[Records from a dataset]
◇ ◇ ◇ ◇ ◇ ◇ ◇

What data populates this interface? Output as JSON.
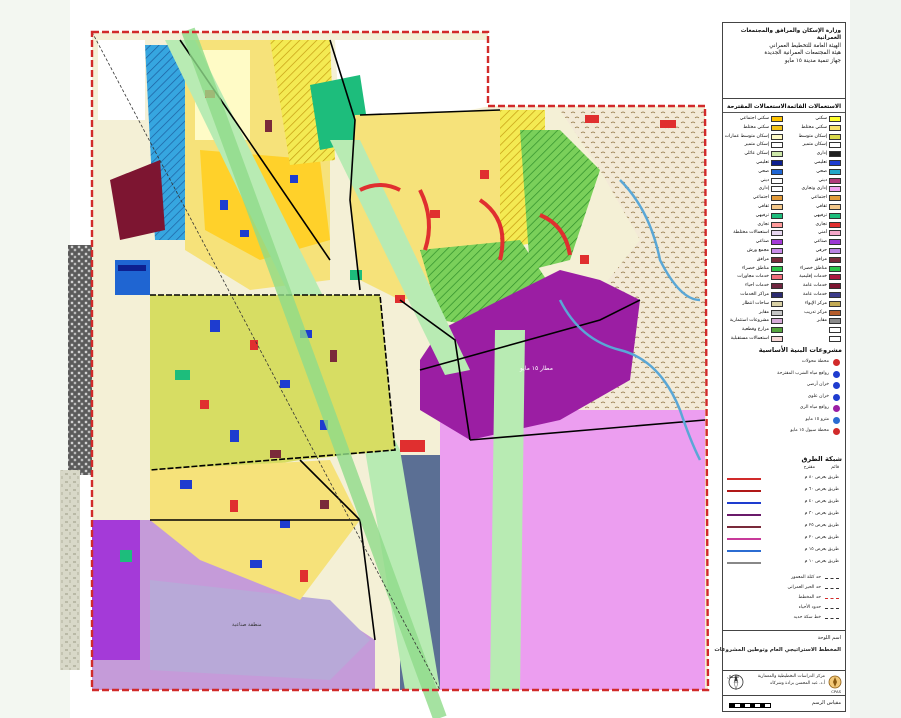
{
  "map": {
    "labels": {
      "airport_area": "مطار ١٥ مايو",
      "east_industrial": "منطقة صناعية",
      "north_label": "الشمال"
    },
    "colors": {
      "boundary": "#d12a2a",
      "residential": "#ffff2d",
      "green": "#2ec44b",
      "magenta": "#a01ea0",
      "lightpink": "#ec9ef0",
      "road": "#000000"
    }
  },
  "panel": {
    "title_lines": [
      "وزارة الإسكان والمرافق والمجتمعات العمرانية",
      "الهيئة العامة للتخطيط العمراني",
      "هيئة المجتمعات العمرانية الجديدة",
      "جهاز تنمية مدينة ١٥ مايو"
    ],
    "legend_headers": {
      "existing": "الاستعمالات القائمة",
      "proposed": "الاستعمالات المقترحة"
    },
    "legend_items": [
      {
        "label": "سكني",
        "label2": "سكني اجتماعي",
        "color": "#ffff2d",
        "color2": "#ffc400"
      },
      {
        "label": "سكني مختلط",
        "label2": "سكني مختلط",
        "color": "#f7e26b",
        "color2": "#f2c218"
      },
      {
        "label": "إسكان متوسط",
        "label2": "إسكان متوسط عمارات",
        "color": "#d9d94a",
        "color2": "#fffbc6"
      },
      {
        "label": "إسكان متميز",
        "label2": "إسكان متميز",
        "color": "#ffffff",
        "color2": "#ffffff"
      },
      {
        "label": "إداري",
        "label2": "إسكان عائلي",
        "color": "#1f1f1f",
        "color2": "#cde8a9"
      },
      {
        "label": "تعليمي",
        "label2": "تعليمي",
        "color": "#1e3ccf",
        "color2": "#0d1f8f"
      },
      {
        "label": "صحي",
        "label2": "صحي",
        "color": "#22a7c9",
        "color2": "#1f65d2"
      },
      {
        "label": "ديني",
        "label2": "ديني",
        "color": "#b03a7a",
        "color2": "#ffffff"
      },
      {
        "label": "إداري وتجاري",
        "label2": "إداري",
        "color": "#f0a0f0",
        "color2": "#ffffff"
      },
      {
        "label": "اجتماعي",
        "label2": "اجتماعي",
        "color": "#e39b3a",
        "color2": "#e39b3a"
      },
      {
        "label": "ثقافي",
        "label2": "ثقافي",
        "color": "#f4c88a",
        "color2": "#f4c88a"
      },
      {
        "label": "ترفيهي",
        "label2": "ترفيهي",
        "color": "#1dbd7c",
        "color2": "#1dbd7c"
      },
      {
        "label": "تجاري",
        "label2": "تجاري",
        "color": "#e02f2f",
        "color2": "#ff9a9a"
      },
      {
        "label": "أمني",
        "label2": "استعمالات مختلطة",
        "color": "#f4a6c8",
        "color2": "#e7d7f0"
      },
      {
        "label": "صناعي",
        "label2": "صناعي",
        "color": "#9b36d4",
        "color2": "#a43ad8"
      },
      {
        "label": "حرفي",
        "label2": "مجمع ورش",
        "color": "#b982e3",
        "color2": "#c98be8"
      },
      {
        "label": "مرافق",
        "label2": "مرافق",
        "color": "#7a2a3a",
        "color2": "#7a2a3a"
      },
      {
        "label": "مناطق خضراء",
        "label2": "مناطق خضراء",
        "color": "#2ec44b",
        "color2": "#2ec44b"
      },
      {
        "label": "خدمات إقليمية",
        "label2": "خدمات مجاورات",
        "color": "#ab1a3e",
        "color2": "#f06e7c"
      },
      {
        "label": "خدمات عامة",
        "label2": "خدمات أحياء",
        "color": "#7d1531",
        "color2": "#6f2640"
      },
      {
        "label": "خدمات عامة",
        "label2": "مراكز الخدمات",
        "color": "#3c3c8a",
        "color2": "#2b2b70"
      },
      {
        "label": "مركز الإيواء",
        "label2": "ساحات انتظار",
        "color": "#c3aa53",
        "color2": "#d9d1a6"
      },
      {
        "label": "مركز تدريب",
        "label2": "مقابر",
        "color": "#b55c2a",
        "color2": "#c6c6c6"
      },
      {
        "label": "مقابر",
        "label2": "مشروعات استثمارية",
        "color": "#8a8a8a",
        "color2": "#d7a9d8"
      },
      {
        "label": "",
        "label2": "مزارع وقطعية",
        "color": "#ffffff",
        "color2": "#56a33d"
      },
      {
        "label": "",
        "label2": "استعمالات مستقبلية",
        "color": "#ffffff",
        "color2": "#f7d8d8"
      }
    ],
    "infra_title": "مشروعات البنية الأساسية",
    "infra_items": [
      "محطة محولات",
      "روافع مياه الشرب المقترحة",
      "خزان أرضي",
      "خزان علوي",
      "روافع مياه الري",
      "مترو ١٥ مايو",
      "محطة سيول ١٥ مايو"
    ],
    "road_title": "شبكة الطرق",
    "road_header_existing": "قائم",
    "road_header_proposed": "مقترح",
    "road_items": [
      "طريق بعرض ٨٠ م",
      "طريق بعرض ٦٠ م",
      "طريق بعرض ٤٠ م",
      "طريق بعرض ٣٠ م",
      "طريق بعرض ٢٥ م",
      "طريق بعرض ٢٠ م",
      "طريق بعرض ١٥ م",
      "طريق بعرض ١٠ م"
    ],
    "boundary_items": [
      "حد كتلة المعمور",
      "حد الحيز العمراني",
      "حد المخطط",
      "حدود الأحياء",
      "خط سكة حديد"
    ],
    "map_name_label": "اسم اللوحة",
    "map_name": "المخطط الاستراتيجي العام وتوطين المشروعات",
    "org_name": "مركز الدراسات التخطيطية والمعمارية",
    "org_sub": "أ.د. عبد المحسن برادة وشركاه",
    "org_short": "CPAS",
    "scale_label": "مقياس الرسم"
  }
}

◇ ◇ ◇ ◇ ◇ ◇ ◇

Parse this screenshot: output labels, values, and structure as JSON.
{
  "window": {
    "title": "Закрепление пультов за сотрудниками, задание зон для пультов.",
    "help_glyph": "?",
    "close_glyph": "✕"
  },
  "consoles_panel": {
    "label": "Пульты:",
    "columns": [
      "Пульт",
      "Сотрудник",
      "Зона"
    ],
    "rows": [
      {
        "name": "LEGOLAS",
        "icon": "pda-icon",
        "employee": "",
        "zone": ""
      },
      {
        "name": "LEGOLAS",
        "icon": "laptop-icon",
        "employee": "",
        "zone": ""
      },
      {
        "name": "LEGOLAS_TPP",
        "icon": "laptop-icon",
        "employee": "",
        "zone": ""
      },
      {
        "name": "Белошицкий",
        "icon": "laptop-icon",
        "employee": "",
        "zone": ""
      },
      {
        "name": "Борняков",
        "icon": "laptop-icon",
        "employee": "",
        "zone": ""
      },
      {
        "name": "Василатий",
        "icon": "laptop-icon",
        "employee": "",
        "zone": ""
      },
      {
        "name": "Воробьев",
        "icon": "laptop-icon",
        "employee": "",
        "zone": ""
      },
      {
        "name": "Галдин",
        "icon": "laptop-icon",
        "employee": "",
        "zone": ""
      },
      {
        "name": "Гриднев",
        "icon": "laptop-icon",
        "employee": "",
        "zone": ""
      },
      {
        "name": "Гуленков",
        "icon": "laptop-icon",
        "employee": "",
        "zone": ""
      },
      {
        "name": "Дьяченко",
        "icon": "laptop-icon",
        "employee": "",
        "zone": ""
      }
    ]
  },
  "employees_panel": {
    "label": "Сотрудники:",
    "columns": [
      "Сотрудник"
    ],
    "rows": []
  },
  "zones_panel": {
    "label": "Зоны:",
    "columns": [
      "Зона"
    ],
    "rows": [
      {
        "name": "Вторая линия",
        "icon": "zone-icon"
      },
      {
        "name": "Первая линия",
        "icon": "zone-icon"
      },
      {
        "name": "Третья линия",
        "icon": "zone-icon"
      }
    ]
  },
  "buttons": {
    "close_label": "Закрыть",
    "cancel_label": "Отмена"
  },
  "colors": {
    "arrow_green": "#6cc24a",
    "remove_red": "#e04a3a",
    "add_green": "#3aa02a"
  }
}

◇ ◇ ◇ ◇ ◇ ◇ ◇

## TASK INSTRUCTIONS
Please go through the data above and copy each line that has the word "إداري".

## EXERCISE RESULT
        "label": "إداري",
        "label": "إداري وتجاري",
        "label2": "إداري",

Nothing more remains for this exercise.